(2) The Soviet of the Union shall be elected by constituencies with equal populations.
(3) The Soviet of Nationalities shall be elected on the basis of the following representation: 32 deputies from each Union Republic, 11 deputies from each Autonomous Republic, five deputies from each Autonomous Region, and one deputy from each Autonomous Area.
(4) The Soviet of the Union and the Soviet of Nationalities, upon submission by the credentials commissions elected by them, shall decide on the validity of Deputies' credentials, and, in cases in which the election law has been violated, shall declare the election of the Deputies concerned null and void.

It's almost Iranian in its respect for democracy and the voice of the people.

Posted by: David Cohen at October 19, 2005 1:09 PM

Except that they didn't actually follow it. Iran is in fact a democracy.

Posted by: oj at October 19, 2005 1:12 PM

Yeah, except for that unelected theocrats choosing the candidates and then ignoring them thing, which is pretty much exactly the same.

Posted by: David Cohen at October 19, 2005 1:26 PM

They do need to transition to a system where candidacy isn't subject to the ayatollahs and ultimate power doesn't rest with them, but it's more like 17th/18th Century Britain than the USSR, with the ayatollahs in the place of the monarchs.

Posted by: oj at October 19, 2005 1:34 PM

I agree that when the parliment takes Khameini's head, it will be glorious.

Posted by: David Cohen at October 19, 2005 1:57 PM

You're confusing your Revolutions, but yes that's the direction in which it will develop, with the Ayatollahs being made to obey the law too.

Posted by: oj at October 19, 2005 2:02 PM

OJ, hope you're right that they love Persians more than they hate us. Certainly it's possible, but I think they love power more than anything and this hatred coupled with Persian nationalism will be used by the mullahs to preserve their political power as they nuke up, which is bad for those of us who hope this can be handled peacably.

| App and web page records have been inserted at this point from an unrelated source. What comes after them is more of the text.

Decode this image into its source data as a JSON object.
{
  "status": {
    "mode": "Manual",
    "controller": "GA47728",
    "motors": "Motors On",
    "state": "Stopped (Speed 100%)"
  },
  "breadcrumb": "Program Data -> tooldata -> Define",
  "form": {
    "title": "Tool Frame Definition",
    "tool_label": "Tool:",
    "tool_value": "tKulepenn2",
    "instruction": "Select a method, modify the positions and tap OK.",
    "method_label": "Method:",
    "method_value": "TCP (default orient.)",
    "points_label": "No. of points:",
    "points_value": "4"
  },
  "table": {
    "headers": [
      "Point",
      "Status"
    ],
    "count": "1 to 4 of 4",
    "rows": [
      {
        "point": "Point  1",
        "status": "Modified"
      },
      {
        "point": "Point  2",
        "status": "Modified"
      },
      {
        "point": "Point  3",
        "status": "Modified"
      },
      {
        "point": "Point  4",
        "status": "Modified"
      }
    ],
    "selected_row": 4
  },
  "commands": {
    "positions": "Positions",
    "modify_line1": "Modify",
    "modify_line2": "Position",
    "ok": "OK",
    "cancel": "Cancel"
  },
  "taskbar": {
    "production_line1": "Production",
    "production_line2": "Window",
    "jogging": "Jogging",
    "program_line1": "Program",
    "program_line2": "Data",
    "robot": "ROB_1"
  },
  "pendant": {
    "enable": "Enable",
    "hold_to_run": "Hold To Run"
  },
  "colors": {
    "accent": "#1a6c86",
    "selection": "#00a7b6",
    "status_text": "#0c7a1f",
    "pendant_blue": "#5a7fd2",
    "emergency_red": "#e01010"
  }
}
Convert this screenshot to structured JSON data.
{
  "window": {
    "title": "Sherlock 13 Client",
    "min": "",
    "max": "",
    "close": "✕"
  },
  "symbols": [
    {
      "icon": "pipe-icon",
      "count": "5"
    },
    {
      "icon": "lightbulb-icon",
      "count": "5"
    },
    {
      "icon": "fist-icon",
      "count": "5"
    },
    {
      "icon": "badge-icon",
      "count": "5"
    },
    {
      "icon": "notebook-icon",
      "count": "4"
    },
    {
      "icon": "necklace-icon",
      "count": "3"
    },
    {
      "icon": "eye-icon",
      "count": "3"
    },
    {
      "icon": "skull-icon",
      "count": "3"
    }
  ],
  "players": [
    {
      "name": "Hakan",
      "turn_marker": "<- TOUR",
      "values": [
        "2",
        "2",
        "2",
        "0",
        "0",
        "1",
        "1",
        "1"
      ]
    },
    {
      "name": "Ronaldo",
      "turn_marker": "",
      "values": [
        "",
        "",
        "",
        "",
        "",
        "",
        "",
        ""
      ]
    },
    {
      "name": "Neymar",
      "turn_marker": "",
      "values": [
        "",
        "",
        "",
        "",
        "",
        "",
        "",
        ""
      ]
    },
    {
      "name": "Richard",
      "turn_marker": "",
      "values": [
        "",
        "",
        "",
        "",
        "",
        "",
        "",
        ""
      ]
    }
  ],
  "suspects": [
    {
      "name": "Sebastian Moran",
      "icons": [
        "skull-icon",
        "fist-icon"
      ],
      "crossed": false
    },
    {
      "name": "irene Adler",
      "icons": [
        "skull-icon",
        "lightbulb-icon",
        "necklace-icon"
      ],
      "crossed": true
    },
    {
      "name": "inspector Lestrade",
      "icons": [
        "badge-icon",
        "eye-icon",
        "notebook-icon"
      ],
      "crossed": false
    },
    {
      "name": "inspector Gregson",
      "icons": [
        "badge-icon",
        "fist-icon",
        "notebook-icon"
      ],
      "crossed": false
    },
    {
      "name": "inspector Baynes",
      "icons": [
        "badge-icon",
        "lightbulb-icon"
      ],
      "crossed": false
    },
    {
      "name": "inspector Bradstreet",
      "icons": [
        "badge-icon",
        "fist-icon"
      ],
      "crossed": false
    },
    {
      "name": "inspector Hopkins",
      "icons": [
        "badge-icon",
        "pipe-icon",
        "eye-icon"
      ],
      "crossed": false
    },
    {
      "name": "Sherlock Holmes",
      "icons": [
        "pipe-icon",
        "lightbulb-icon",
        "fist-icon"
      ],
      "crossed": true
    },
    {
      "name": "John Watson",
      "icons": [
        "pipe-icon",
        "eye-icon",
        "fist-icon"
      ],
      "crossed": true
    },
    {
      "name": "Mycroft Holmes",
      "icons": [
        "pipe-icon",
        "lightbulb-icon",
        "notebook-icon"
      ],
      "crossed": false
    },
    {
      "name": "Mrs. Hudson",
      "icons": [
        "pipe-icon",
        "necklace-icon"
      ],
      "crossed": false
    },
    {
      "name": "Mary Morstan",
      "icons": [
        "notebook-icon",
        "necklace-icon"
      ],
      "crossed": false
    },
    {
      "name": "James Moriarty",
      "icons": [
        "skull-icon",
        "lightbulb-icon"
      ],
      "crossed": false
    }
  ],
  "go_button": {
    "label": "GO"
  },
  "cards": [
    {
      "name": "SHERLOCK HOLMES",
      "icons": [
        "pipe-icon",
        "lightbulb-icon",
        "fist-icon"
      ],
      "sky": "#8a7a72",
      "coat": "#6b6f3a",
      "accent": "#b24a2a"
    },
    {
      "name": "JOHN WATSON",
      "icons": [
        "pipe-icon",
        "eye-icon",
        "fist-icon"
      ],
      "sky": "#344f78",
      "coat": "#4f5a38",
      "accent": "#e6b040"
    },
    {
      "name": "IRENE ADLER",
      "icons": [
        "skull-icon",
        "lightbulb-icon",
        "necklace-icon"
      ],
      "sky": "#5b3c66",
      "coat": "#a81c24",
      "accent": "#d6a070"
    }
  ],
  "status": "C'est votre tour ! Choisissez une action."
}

It had not occurred to me until your post today that maybe having a hardline president will potentially make it easier to get things moving in the right direction.

Posted by: JAB at October 19, 2005 7:31 PM

BTW, I do not claim to be an expert on Iran, but I think OJ is right that they are a democracy. Their elections were probably cleaner than most. The guardian council makes them less important than most, however, but at least they've already loaded the software for liberty. They just need to re-boot. A lot of other places are worse off in this sense.

Just had a persian guy in to quote some work on the house. We chatted a bit about our backgrounds and he quickly brought up the subject of George Bush. He assumed I was a pinko like most of my neighbors so he couched his praise of the President so as not to offend me until he realized I agreed. He definitely thinks we're pushing the old country in the right direction to the point that he expressed hope that Jeb would run in 2008. It was an interesting perspective.

Posted by: JAB at October 19, 2005 7:35 PM

It used to be possible to say sensibly that Iran was the most nearly democratic muslim nation in the middle-east. Now it's not.

Posted by: David Cohen at October 19, 2005 8:08 PM

Yes, Britain got lapped too.

Posted by: oj at October 19, 2005 8:53 PM